● **Exercise**
Copy out exactly the lines below that run from the one holding "Output a JSON" to the one holding "Transcribe this image's", keeping both of those lines and no others.
___ Record excerpts ___
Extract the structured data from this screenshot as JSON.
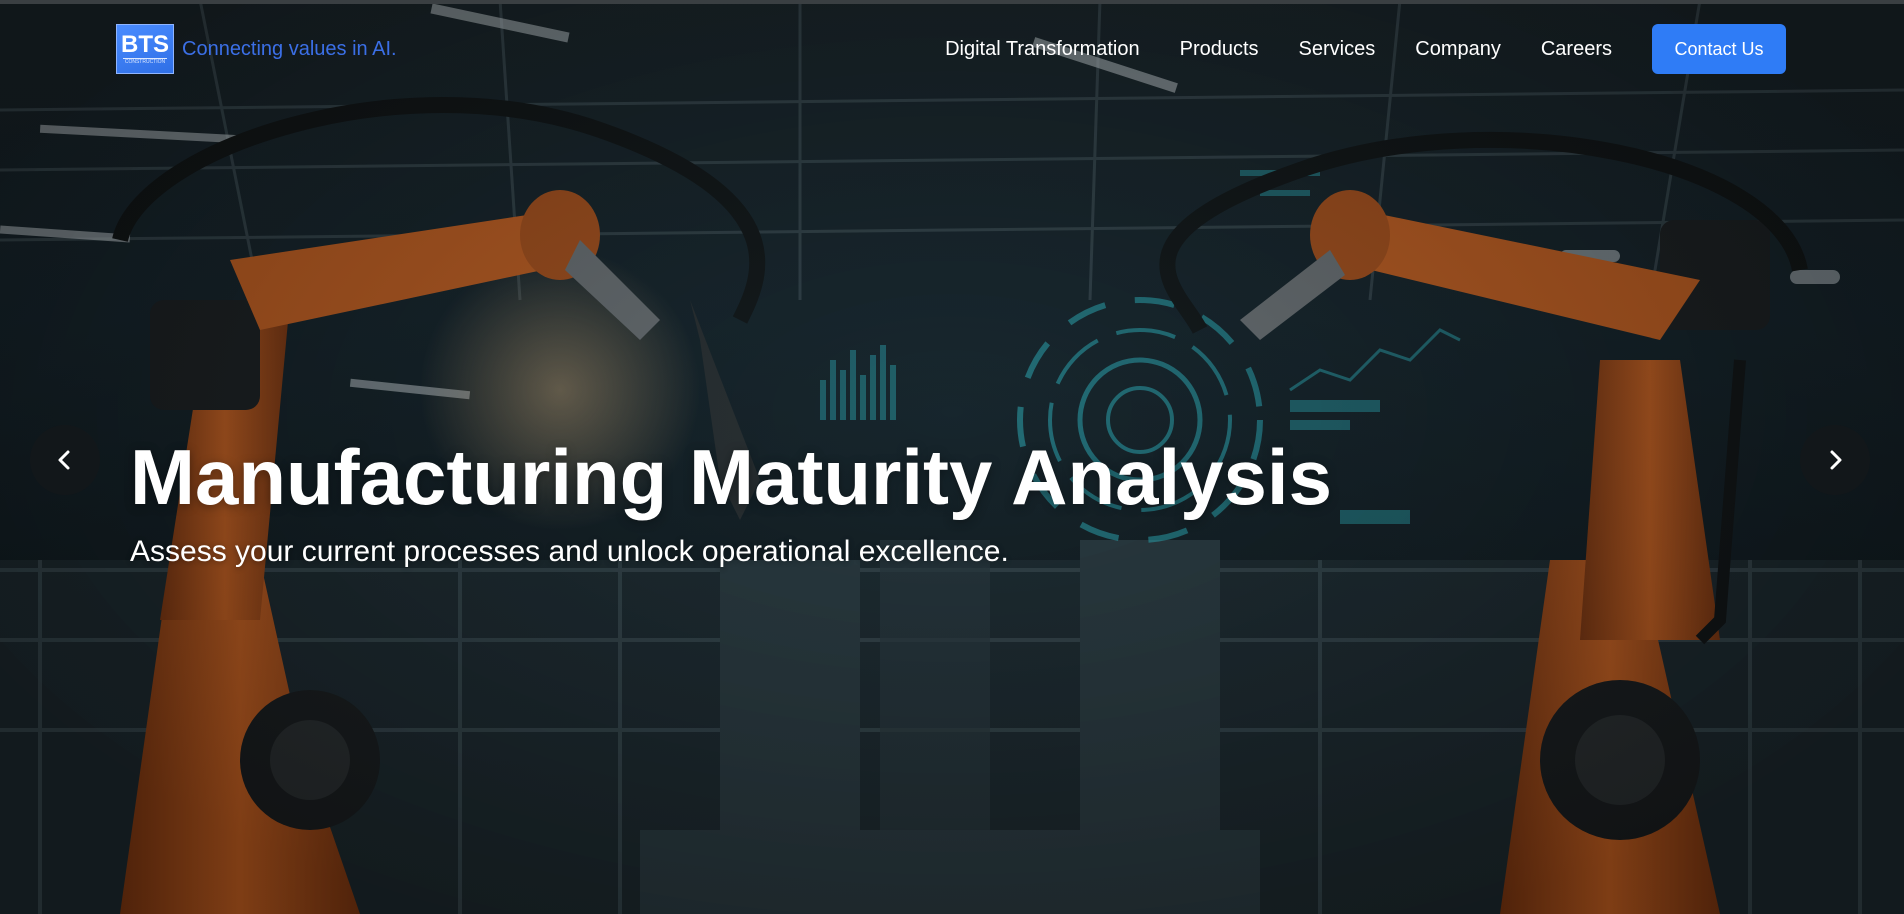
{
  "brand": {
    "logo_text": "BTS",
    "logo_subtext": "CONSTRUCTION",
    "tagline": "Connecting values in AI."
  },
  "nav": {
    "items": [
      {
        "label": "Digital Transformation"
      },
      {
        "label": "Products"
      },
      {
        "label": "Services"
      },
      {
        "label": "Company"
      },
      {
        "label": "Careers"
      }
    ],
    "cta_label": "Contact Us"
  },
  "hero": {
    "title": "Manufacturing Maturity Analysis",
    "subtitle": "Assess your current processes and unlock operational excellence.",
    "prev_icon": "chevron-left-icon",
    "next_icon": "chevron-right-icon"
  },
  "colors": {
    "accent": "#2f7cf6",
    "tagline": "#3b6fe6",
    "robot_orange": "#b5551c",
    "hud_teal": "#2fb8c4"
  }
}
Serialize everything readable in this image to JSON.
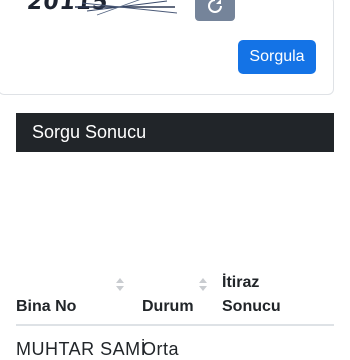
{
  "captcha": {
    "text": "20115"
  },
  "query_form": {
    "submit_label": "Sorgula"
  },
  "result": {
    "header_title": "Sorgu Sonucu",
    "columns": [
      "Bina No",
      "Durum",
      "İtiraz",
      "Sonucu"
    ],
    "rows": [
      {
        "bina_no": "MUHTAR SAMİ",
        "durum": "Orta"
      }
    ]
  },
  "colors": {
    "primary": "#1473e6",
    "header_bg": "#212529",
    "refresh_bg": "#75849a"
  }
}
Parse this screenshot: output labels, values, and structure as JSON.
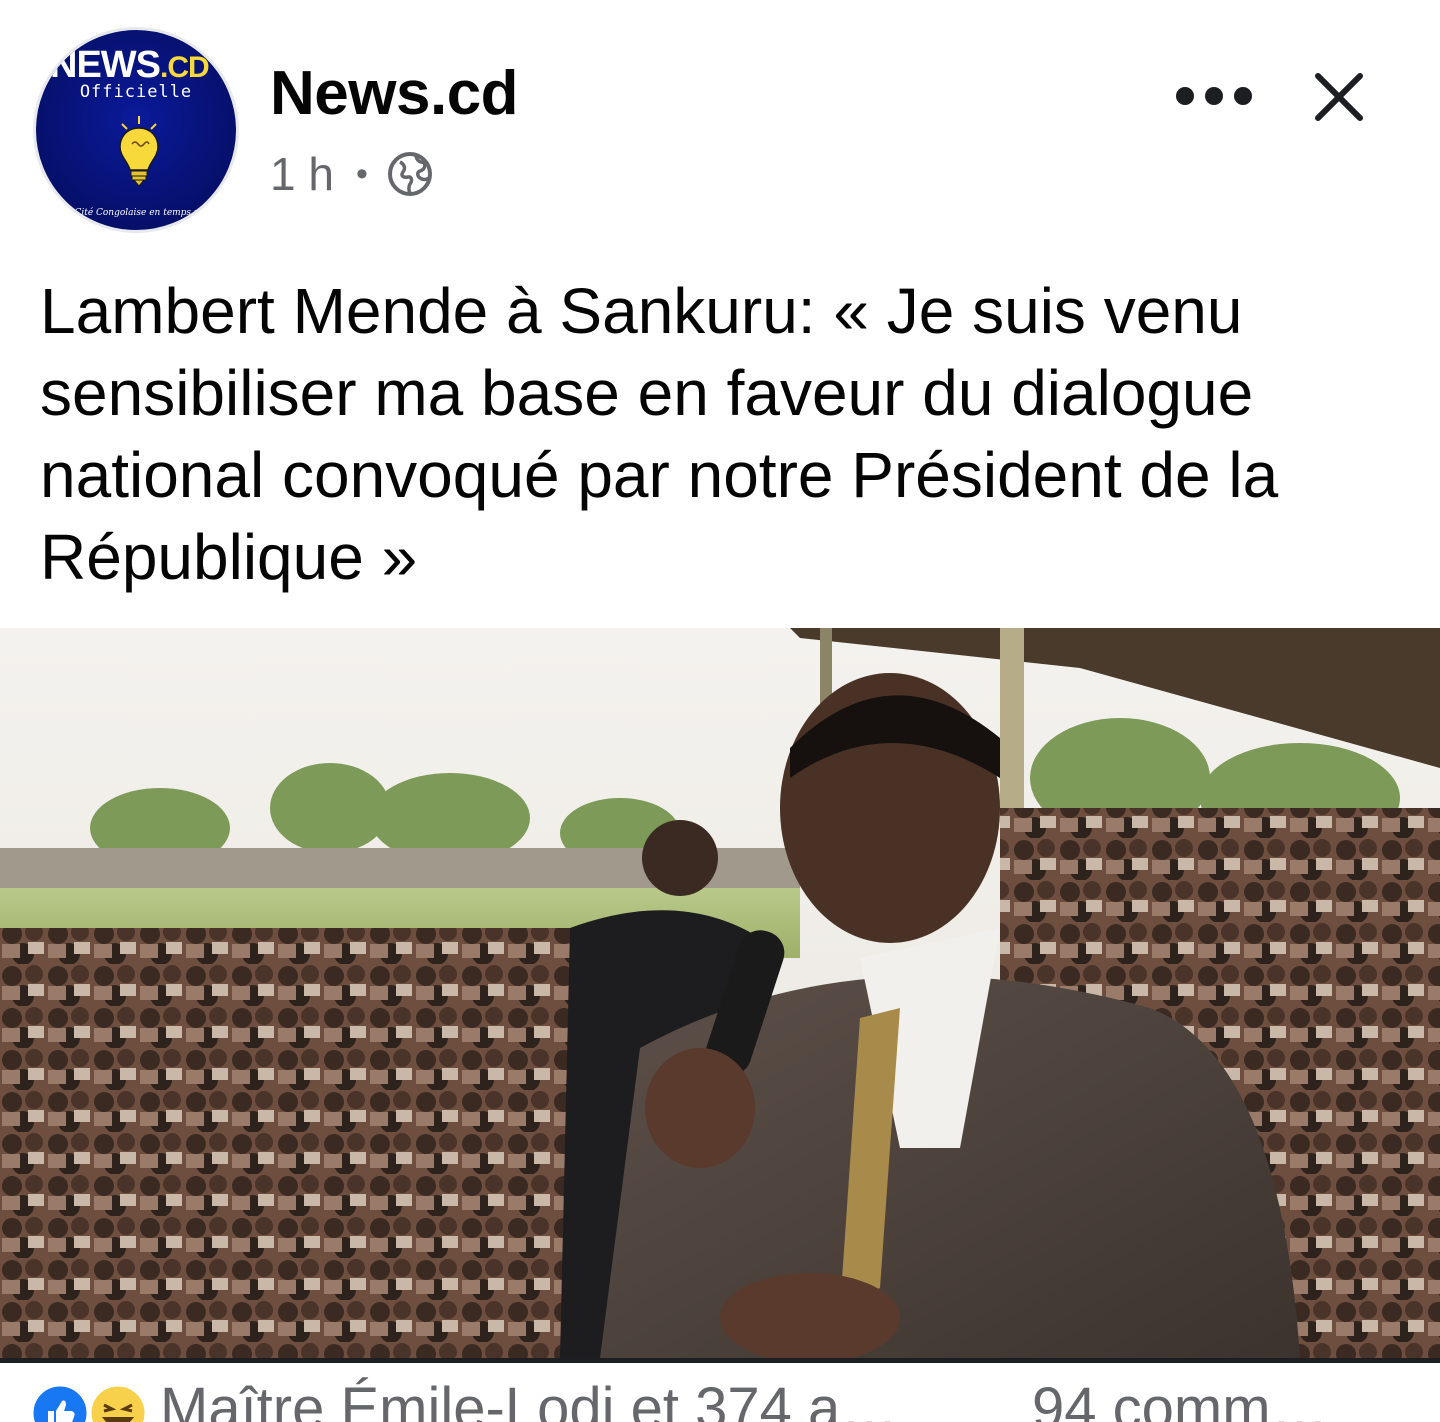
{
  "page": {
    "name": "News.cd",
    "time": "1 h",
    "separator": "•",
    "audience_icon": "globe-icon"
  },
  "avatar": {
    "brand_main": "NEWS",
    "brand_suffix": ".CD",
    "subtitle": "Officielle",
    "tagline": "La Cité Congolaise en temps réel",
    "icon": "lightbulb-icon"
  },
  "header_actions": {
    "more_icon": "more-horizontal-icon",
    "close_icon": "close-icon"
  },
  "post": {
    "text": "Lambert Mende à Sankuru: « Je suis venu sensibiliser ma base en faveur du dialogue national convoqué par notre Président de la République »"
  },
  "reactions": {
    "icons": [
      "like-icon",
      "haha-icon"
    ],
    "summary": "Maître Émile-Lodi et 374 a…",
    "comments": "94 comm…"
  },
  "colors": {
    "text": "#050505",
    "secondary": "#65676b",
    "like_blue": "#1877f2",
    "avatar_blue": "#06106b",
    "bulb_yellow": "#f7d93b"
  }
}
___
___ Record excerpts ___
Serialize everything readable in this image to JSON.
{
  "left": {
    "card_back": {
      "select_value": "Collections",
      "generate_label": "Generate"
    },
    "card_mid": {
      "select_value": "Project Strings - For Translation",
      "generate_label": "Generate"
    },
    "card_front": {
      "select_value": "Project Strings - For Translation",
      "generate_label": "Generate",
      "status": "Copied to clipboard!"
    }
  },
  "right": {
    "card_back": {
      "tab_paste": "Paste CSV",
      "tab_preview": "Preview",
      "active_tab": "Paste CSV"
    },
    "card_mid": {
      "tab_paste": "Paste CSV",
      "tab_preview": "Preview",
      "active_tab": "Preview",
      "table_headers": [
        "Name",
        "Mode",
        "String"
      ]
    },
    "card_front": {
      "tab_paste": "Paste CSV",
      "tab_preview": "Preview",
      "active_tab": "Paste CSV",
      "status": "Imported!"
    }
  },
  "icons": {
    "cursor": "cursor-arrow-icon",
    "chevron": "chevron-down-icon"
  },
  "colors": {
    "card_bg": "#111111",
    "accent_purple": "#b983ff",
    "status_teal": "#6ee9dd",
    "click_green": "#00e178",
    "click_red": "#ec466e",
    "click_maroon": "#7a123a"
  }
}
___
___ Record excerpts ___
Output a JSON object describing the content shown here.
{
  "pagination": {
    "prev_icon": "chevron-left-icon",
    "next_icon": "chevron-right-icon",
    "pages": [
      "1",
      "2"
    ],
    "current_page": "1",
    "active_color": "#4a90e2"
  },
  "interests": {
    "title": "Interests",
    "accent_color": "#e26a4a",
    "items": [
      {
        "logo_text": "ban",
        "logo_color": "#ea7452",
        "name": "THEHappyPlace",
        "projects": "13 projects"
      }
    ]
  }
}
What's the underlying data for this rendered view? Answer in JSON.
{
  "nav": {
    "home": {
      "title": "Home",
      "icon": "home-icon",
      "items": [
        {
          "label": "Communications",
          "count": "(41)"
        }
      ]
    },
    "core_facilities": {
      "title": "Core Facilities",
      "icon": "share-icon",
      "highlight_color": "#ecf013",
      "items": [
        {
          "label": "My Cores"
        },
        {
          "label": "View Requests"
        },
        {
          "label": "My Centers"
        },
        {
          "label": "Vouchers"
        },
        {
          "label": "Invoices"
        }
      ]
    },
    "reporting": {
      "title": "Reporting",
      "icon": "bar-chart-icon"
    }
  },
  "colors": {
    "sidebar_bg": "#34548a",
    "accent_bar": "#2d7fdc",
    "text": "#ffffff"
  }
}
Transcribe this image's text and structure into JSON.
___
● **Problem solution**
Output a JSON object describing the content shown here.
{
  "pagination": {
    "prev_icon": "chevron-left-icon",
    "next_icon": "chevron-right-icon",
    "pages": [
      "1",
      "2"
    ],
    "current_page": "1",
    "active_color": "#4a90e2"
  },
  "interests": {
    "title": "Interests",
    "accent_color": "#e26a4a",
    "items": [
      {
        "logo_text": "ban",
        "logo_color": "#ea7452",
        "name": "THEHappyPlace",
        "projects": "13 projects"
      }
    ]
  }
}
What's the underlying data for this rendered view? Answer in JSON.
{
  "nav": {
    "home": {
      "title": "Home",
      "icon": "home-icon",
      "items": [
        {
          "label": "Communications",
          "count": "(41)"
        }
      ]
    },
    "core_facilities": {
      "title": "Core Facilities",
      "icon": "share-icon",
      "highlight_color": "#ecf013",
      "items": [
        {
          "label": "My Cores"
        },
        {
          "label": "View Requests"
        },
        {
          "label": "My Centers"
        },
        {
          "label": "Vouchers"
        },
        {
          "label": "Invoices"
        }
      ]
    },
    "reporting": {
      "title": "Reporting",
      "icon": "bar-chart-icon"
    }
  },
  "colors": {
    "sidebar_bg": "#34548a",
    "accent_bar": "#2d7fdc",
    "text": "#ffffff"
  }
}
Transcribe this image's text and structure into JSON.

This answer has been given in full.